A portion of the Winkelriedhaus (Winkelried House) was once home to the Winkelried family, though Arnold von Winkelried (if he existed) did not live in it. The oldest part of the structure dates from the middle of the 15th Century. The early house was an unusually tall and large half timbered (German: fachwerk, Alemannic German: Riegelbau) building, which was known throughout much of central Switzerland. However, it was not owned by the Winkelrieds for very long; in 1541 the Lussy family purchased the house. Under Melchior Lussy the Gothic building was renovated over a period of 50 years into a much larger, Renaissance mansion. In 1766 the Landammann (Chief Magistrate) Jost Remigi Trachsler bought the house. During much of the second half of the 18th Century he had the Winkelriedhaus renovated and added a number of rococo frescos on the walls of the house. In 1815, the Kayser family bought the house, which they held until 1974 when it was given to the canton. It was restored from 1983 until 1991 and since then has been the home of the Museum für Kultur und Brauchtum.
The Salzmagazin (lit. Salt storage house) was originally built to store grain and salt for the community in 1700. It has had many other uses since then including; a theater, a secondary school and finally a museum. The coat of arms of the builder and Landammann Nicolaus Keiser as well as two lions with the Nidwalden shield and two-header eagle are visible on the north gable.
In the front garden of the former Nidwaldner Kantonalbank is a monument by the Swiss sculptor August Stanser Blaesi (1903–1979) that was erected in memory of the local artist Melchior Paul von Deschwanden (1811–1881) in the autumn of 1933. Deschwanden was one of the most influential and productive religious painters of his time, trained in the Nazarene-style in Munich, Germany, who sent paintings to hang in Roman Catholic churches as far as Annapolis, Maryland and Covington, Kentucky. Amongst his pupils were Adalbert Baggenstos (1863–1897) from Stans, and the Swiss-born American portrait painter Adolfo Müller-Ury, in whose arms he died in February 1881.
- Melchior Paul von Deschwanden (1811 in Stans – 1881), religious painter
- Gustave Lussi (1898 in Stans – 1993), figure skating coach
- Hans von Matt (1899–1985), painter and sculptor, born and died in Stans
- Peter von Matt (born 1937), philologist and author, brought up in Stans
- Urs Odermatt (born 1955 in Stans), film director and author 
- Monika Hess (born 1964 in Stans), former alpine skier who competed in the 1984 Winter Olympics
- Bruno Amstad (born 1964 in Stans), singer in the field of improvisation and jazz
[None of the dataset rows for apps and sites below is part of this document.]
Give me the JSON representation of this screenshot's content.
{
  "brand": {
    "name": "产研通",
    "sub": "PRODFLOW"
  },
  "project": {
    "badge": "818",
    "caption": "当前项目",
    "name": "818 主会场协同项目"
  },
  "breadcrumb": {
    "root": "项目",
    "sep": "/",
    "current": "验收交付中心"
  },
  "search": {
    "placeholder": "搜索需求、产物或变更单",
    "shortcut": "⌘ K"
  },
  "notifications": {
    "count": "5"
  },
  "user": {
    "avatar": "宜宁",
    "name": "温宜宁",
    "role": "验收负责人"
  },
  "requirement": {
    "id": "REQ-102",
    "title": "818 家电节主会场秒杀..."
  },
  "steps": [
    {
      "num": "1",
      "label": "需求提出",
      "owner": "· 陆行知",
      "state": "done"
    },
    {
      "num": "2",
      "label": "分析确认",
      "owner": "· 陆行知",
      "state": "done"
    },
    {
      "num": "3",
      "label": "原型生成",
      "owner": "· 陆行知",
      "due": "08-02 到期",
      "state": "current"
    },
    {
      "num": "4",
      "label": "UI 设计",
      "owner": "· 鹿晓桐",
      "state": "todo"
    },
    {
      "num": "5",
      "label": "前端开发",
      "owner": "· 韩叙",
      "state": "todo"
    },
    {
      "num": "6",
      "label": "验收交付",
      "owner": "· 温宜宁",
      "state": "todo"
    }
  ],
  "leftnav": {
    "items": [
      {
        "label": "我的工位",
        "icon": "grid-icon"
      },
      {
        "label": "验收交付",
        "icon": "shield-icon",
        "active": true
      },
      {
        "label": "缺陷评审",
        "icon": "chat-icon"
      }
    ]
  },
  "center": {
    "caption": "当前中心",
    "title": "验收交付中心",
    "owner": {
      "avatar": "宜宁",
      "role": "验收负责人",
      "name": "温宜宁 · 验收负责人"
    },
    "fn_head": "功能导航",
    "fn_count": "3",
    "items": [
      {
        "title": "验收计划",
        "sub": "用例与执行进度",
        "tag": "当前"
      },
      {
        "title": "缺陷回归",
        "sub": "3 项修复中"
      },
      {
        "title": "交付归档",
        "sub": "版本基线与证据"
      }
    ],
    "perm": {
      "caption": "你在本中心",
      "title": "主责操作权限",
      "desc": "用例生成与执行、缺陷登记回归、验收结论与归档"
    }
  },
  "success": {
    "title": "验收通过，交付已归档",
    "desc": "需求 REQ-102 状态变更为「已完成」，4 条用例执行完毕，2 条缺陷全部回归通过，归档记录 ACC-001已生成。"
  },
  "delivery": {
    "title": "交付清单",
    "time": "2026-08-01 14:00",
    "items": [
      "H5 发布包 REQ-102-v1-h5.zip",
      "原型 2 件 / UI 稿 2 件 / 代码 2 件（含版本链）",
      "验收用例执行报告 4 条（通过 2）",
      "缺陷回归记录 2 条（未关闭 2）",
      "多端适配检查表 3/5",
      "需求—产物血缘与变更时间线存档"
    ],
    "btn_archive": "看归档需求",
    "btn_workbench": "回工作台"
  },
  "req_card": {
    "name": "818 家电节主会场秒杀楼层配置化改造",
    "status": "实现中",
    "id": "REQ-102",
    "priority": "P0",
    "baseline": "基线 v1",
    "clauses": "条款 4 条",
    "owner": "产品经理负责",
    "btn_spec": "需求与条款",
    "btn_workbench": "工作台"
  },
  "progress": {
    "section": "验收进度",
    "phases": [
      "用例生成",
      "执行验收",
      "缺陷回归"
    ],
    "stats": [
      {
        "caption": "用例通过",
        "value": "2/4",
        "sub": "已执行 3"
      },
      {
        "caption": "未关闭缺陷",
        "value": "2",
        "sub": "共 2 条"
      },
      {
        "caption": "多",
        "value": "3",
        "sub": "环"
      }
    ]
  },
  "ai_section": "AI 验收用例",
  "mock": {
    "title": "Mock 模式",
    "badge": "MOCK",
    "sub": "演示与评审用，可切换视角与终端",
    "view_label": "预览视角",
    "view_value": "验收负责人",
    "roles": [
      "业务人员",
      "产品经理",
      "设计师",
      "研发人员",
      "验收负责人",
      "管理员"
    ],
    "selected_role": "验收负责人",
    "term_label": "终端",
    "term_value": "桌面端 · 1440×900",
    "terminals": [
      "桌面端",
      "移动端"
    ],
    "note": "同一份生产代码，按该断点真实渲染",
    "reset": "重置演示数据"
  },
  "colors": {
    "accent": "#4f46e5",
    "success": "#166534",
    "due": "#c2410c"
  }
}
- Rochus Lussi (born 1965 in Stans), artist and art teacher and an independent sculptor in woodwork
- Seppi Hurschler (born 1983 in Stans), Nordic combined skier who has competed in three Winter Olympics
- Nicole Riner (born 1990 in Stans), retired tennis player
- Ayla Huser (born 1992 in Stans), badminton player
- Zoël Amberg (born 1992 in Stans), professional racing driver